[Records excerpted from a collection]
┌────────

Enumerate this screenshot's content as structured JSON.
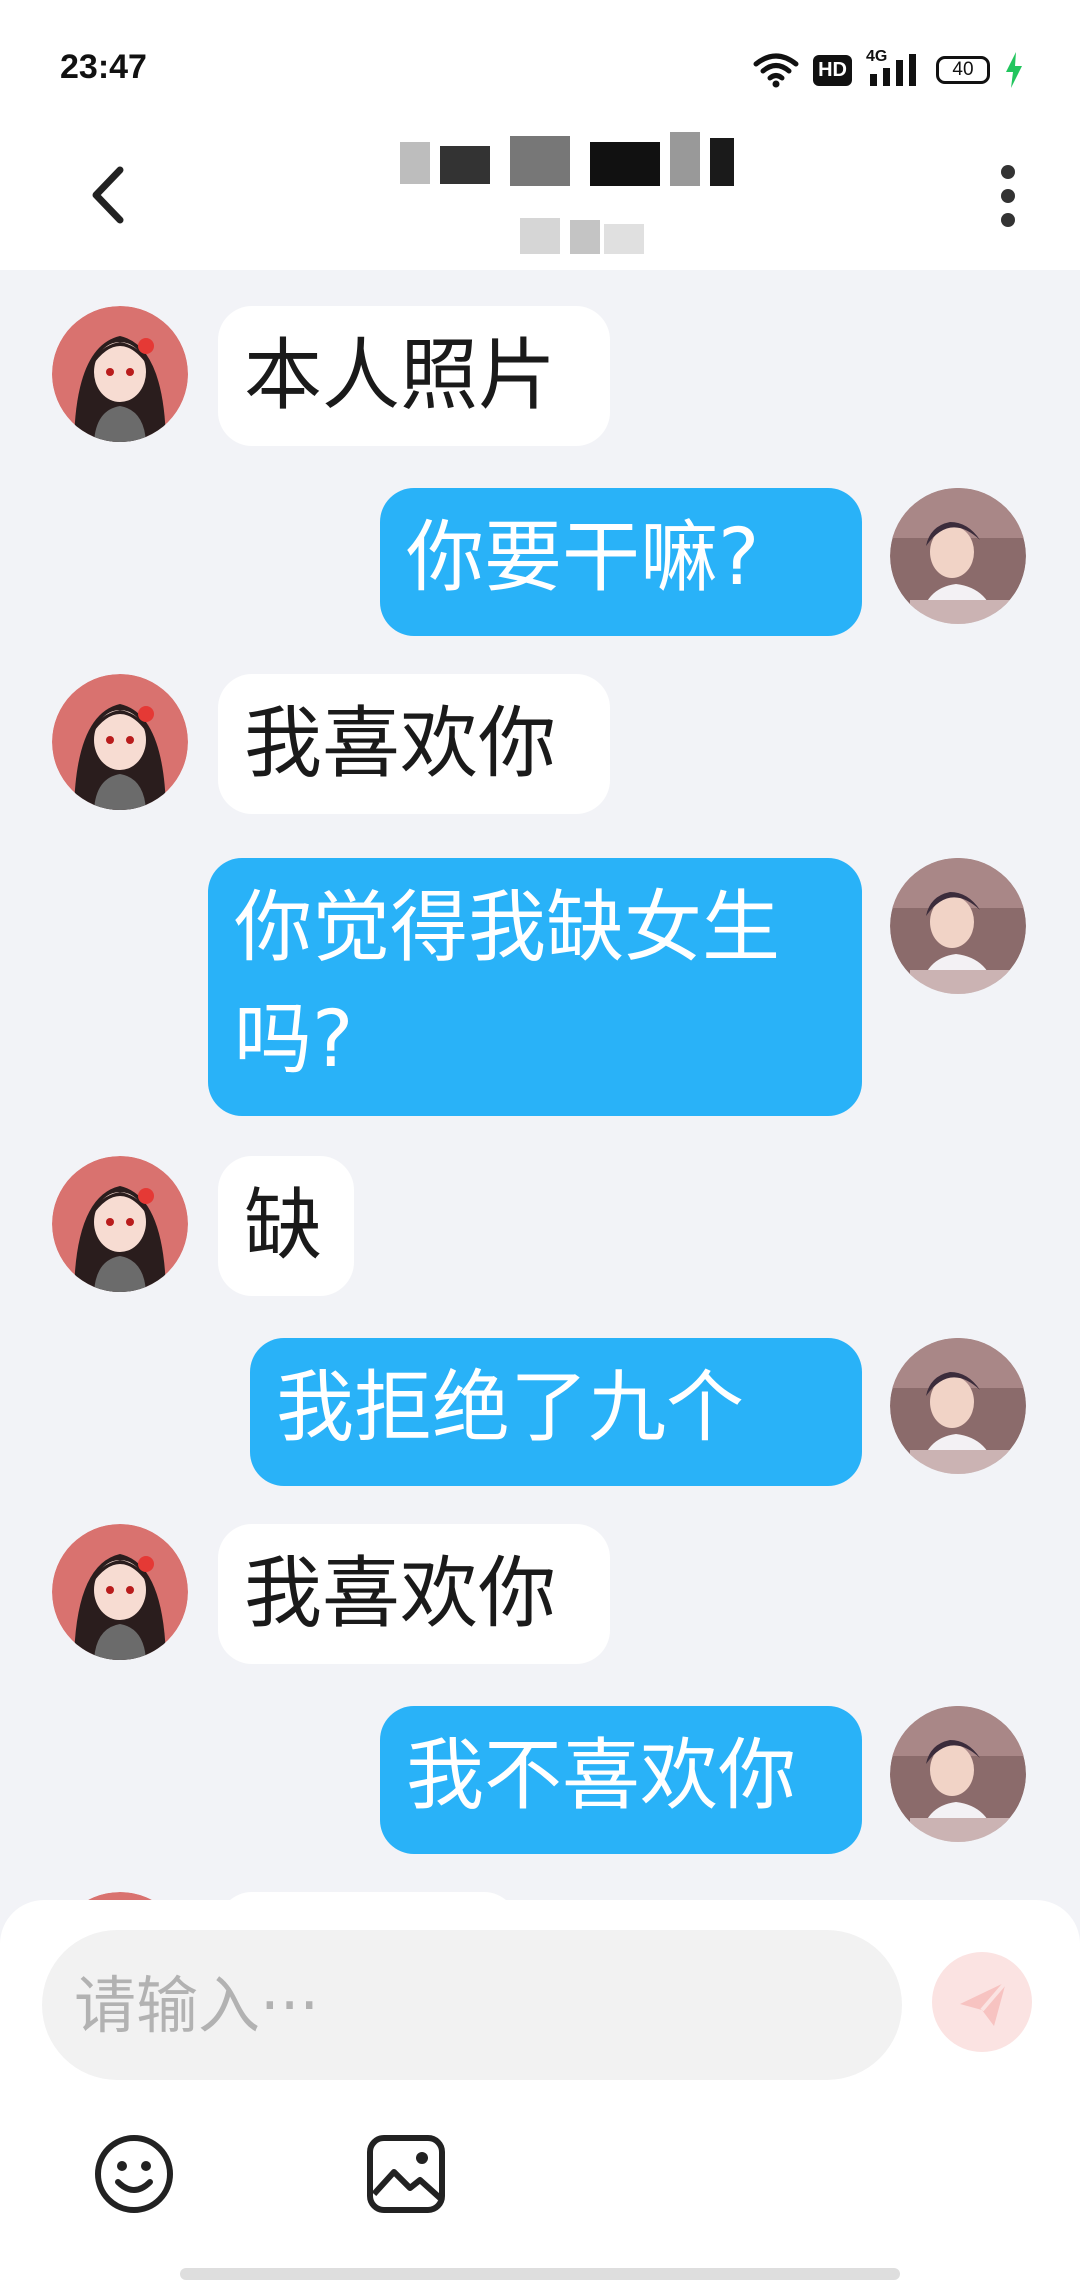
{
  "status_bar": {
    "time": "23:47",
    "hd_label": "HD",
    "network_label": "4G",
    "battery_level": "40",
    "colors": {
      "charging": "#22c55e"
    }
  },
  "header": {
    "back_icon": "chevron-left-icon",
    "more_icon": "more-vertical-icon"
  },
  "messages": [
    {
      "side": "received",
      "text": "本人照片"
    },
    {
      "side": "sent",
      "text": "你要干嘛?"
    },
    {
      "side": "received",
      "text": "我喜欢你"
    },
    {
      "side": "sent",
      "text": "你觉得我缺女生吗?"
    },
    {
      "side": "received",
      "text": "缺"
    },
    {
      "side": "sent",
      "text": "我拒绝了九个"
    },
    {
      "side": "received",
      "text": "我喜欢你"
    },
    {
      "side": "sent",
      "text": "我不喜欢你"
    }
  ],
  "input": {
    "placeholder": "请输入···",
    "value": "",
    "send_icon": "send-icon",
    "emoji_icon": "emoji-icon",
    "image_icon": "image-icon"
  },
  "colors": {
    "sent_bubble": "#29b2f8",
    "received_bubble": "#ffffff",
    "chat_background": "#f2f3f7"
  }
}
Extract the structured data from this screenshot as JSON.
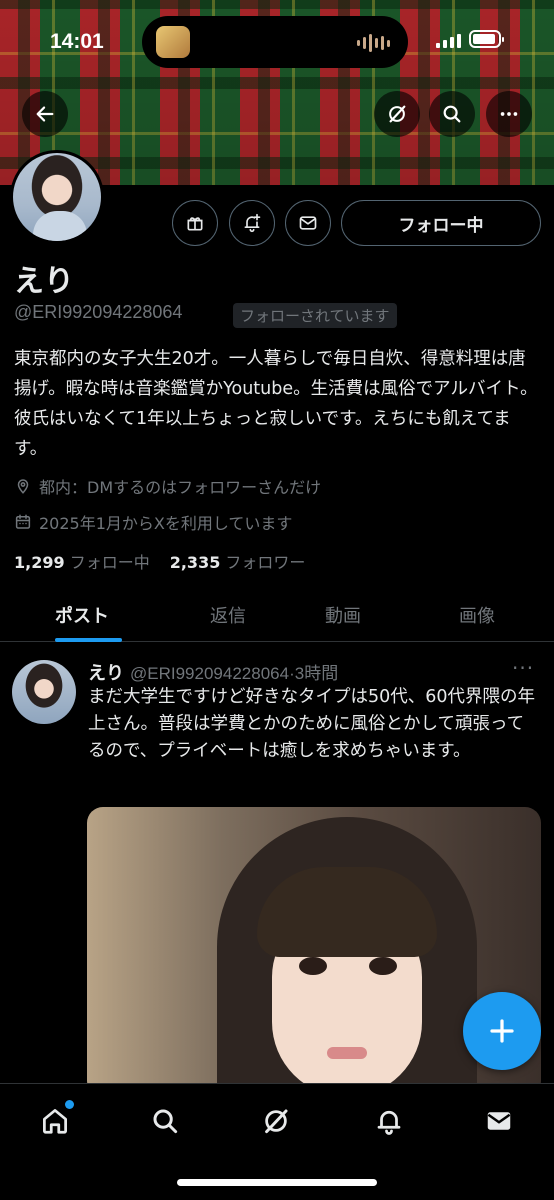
{
  "status_bar": {
    "time": "14:01"
  },
  "header": {
    "back_icon": "arrow-left-icon",
    "grok_icon": "grok-icon",
    "search_icon": "search-icon",
    "more_icon": "more-icon"
  },
  "profile": {
    "name": "えり",
    "handle": "@ERI992094228064",
    "follows_you": "フォローされています",
    "follow_button": "フォロー中",
    "bio": "東京都内の女子大生20才。一人暮らしで毎日自炊、得意料理は唐揚げ。暇な時は音楽鑑賞かYoutube。生活費は風俗でアルバイト。彼氏はいなくて1年以上ちょっと寂しいです。えちにも飢えてます。",
    "location": "都内：DMするのはフォロワーさんだけ",
    "joined": "2025年1月からXを利用しています",
    "following_count": "1,299",
    "following_label": "フォロー中",
    "followers_count": "2,335",
    "followers_label": "フォロワー"
  },
  "tabs": [
    {
      "label": "ポスト"
    },
    {
      "label": "返信"
    },
    {
      "label": "動画"
    },
    {
      "label": "画像"
    }
  ],
  "post": {
    "name": "えり",
    "handle": "@ERI992094228064",
    "separator": "·",
    "time": "3時間",
    "more": "···",
    "text": "まだ大学生ですけど好きなタイプは50代、60代界隈の年上さん。普段は学費とかのために風俗とかして頑張ってるので、プライベートは癒しを求めちゃいます。"
  },
  "bottom_nav": [
    {
      "icon": "home-icon"
    },
    {
      "icon": "search-icon"
    },
    {
      "icon": "grok-icon"
    },
    {
      "icon": "bell-icon"
    },
    {
      "icon": "mail-icon"
    }
  ],
  "colors": {
    "accent": "#1d9bf0",
    "background": "#000000",
    "text_primary": "#e7e9ea",
    "text_secondary": "#71767b",
    "border": "#2f3336"
  }
}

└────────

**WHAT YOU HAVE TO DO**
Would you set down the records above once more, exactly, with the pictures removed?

**REPLY TO THE EXERCISE**
Enumerate this screenshot's content as structured JSON.
{
  "status_bar": {
    "time": "23:47",
    "hd_label": "HD",
    "network_label": "4G",
    "battery_level": "40",
    "colors": {
      "charging": "#22c55e"
    }
  },
  "header": {
    "back_icon": "chevron-left-icon",
    "more_icon": "more-vertical-icon"
  },
  "messages": [
    {
      "side": "received",
      "text": "本人照片"
    },
    {
      "side": "sent",
      "text": "你要干嘛?"
    },
    {
      "side": "received",
      "text": "我喜欢你"
    },
    {
      "side": "sent",
      "text": "你觉得我缺女生吗?"
    },
    {
      "side": "received",
      "text": "缺"
    },
    {
      "side": "sent",
      "text": "我拒绝了九个"
    },
    {
      "side": "received",
      "text": "我喜欢你"
    },
    {
      "side": "sent",
      "text": "我不喜欢你"
    }
  ],
  "input": {
    "placeholder": "请输入···",
    "value": "",
    "send_icon": "send-icon",
    "emoji_icon": "emoji-icon",
    "image_icon": "image-icon"
  },
  "colors": {
    "sent_bubble": "#29b2f8",
    "received_bubble": "#ffffff",
    "chat_background": "#f2f3f7"
  }
}
Extract the structured data from this screenshot as JSON.
{
  "status_bar": {
    "time": "14:01"
  },
  "header": {
    "back_icon": "arrow-left-icon",
    "grok_icon": "grok-icon",
    "search_icon": "search-icon",
    "more_icon": "more-icon"
  },
  "profile": {
    "name": "えり",
    "handle": "@ERI992094228064",
    "follows_you": "フォローされています",
    "follow_button": "フォロー中",
    "bio": "東京都内の女子大生20才。一人暮らしで毎日自炊、得意料理は唐揚げ。暇な時は音楽鑑賞かYoutube。生活費は風俗でアルバイト。彼氏はいなくて1年以上ちょっと寂しいです。えちにも飢えてます。",
    "location": "都内：DMするのはフォロワーさんだけ",
    "joined": "2025年1月からXを利用しています",
    "following_count": "1,299",
    "following_label": "フォロー中",
    "followers_count": "2,335",
    "followers_label": "フォロワー"
  },
  "tabs": [
    {
      "label": "ポスト"
    },
    {
      "label": "返信"
    },
    {
      "label": "動画"
    },
    {
      "label": "画像"
    }
  ],
  "post": {
    "name": "えり",
    "handle": "@ERI992094228064",
    "separator": "·",
    "time": "3時間",
    "more": "···",
    "text": "まだ大学生ですけど好きなタイプは50代、60代界隈の年上さん。普段は学費とかのために風俗とかして頑張ってるので、プライベートは癒しを求めちゃいます。"
  },
  "bottom_nav": [
    {
      "icon": "home-icon"
    },
    {
      "icon": "search-icon"
    },
    {
      "icon": "grok-icon"
    },
    {
      "icon": "bell-icon"
    },
    {
      "icon": "mail-icon"
    }
  ],
  "colors": {
    "accent": "#1d9bf0",
    "background": "#000000",
    "text_primary": "#e7e9ea",
    "text_secondary": "#71767b",
    "border": "#2f3336"
  }
}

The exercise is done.